Aerated Static Pile (ASP) Composting Technology
Virtually all organic materials will compost, that is decompose to rich humus like soil amendment product. The landscape industry has a long history with compost to improve soil fertility, texture and water holding capacity. Farmers use it in their barns as bedding and equestrian centers are using it to replace high cost straw and wood shavings normally used as bedding in the stalls. The question is, how long will it take to compost the raw feedstock materials and are there any environmental consequences?
Managed Organic Recycling has been designing and supplying equipment for the aerated static pile (ASP) composting technology since 2006. The process is very simple.
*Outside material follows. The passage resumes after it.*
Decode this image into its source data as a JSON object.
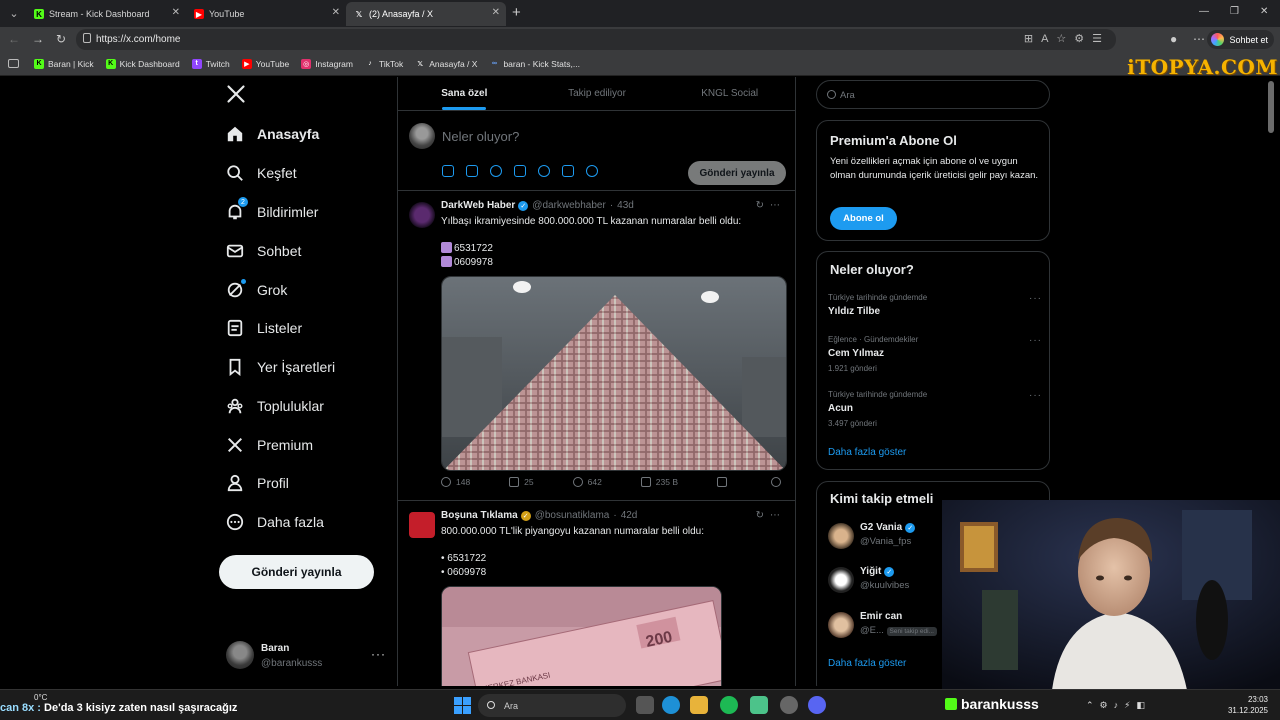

Make a recipe with the proper carbon to nitrogen ratio (C:N), correct moisture content in the recipe mix to 60 percent and have adequate porosity (about 40 percent) to facilitate positive aeration in the pile. Generally, most feedstock materials require a bulking agent to achieve the correct mix (feedstock to bulking agent of 1:1 by weight is normally recommended as a starting point). Once the recipe is thoroughly mixed a pile is constructed over aeration plenums, a breathable membrane cover is placed on top of the pile and the process begins.
Microbiological (thermophilic bacteria) activity in the pile quickly increases the temperature in the pile to over 1500F. This high temperature destroys pathogens, such a fecal coliform, Salmonella, bacteria, enteric viruses and viable helminth ova. The process meets US EPA 503 regulations for a safe and sterile finished product. This takes about eight to ten days. After the pathogen requirements are met, temperatures are reduced so that the mesophilic bacteria can take over and decompose and stabilize the organic material and begin the curing process. This phase the ASP composting technology can take anywhere from four to eight weeks depending on the type of feedstock material.
The major environmental issues associated with the composting process and air and water impacts. The ASP process addresses these issues by using the micropore breathable cover that traps odors and volatile organic compounds (VOCs) that can impact air quality. The cover also prevents precipitation from entering the pile and combining with leachate that can impact water quality. The covers also facilitate temperature and moisture management in the pile which efficiency of the composting process.
In addition to its design services capabilities, MOR provides complete systems to private and public agency clients. A complete composting facility will include micropore compost covers (each cover is custom designed for optimum pile capacity), positive aeration system (including centrifugal fans and aeration plenums), leachate collection and treatment system and automated process control system (radio frequency temperature probes, computerized control of the blowers/fans to maintain a temperature set point throughout the composting process, and data logging for regulatory compliance). Most composting facilities elect to compost on a concrete pad to simplify material handling operations.
Capital as well as operation and maintenance costs (O&M) can vary widely depending on the size of the facility. Capital costs for large systems (over 100 yd3/day) $30,000/yd3/day of capacity to around $100,000/yd3/day for small systems, less than 10 yd3/week. O&M costs also follow a similar trend, averaging about $20/yd3 for the larger systems to about $75/yd3 for smaller composting facilities.
About the Author: John Bouey is the President of Managed Recycling. You can reach him at 510-316-4078 or at firstname.lastname@example.org Websites are morcompost.com and odorfreecompost.com.